**EXTRACTED INFORMATION**
※

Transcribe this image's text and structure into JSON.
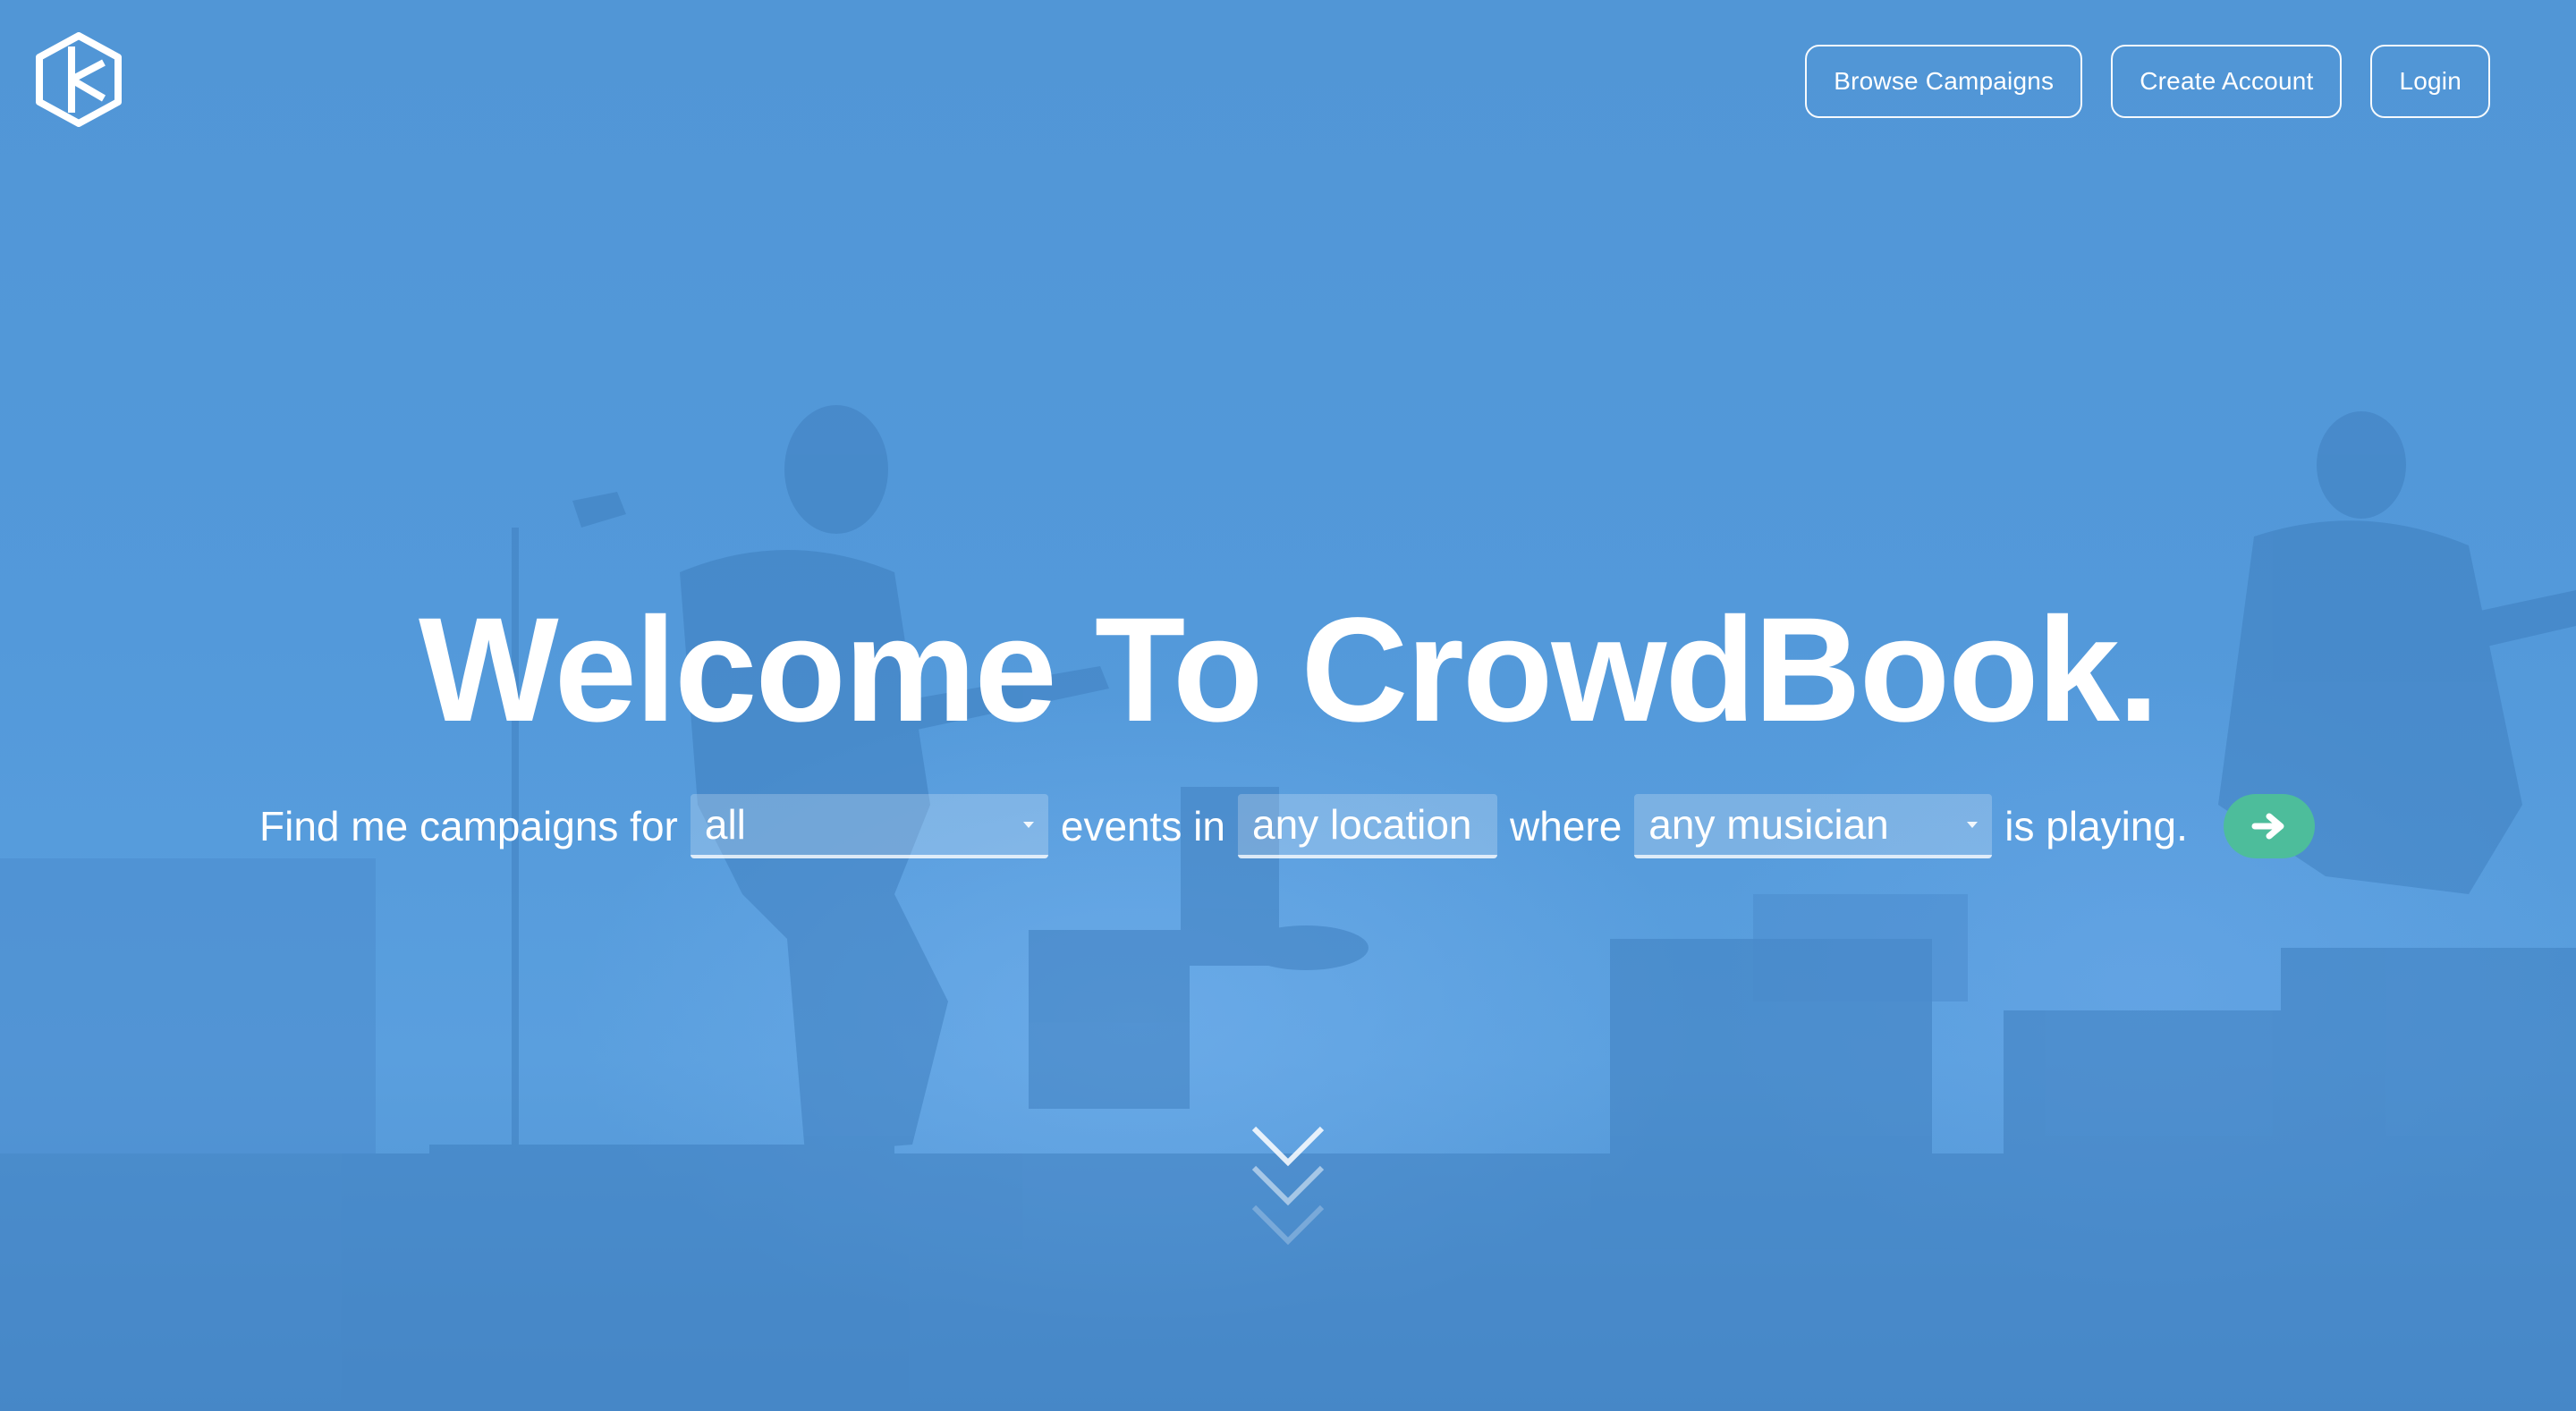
{
  "brand": {
    "logo_icon": "crowdbook-hexagon-logo-icon"
  },
  "nav": {
    "browse_label": "Browse Campaigns",
    "create_label": "Create Account",
    "login_label": "Login"
  },
  "hero": {
    "title": "Welcome To CrowdBook.",
    "sentence": {
      "prefix": "Find me campaigns for",
      "event_type_value": "all",
      "middle1": "events in",
      "location_value": "any location",
      "middle2": "where",
      "musician_value": "any musician",
      "suffix": "is playing.",
      "go_icon": "arrow-right-icon"
    },
    "scroll_icon": "chevrons-down-icon"
  },
  "colors": {
    "background": "#5196d6",
    "accent_green": "#4dbd9b",
    "text": "#ffffff"
  }
}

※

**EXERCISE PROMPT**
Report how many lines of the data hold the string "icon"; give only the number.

**TASK RESULT**
3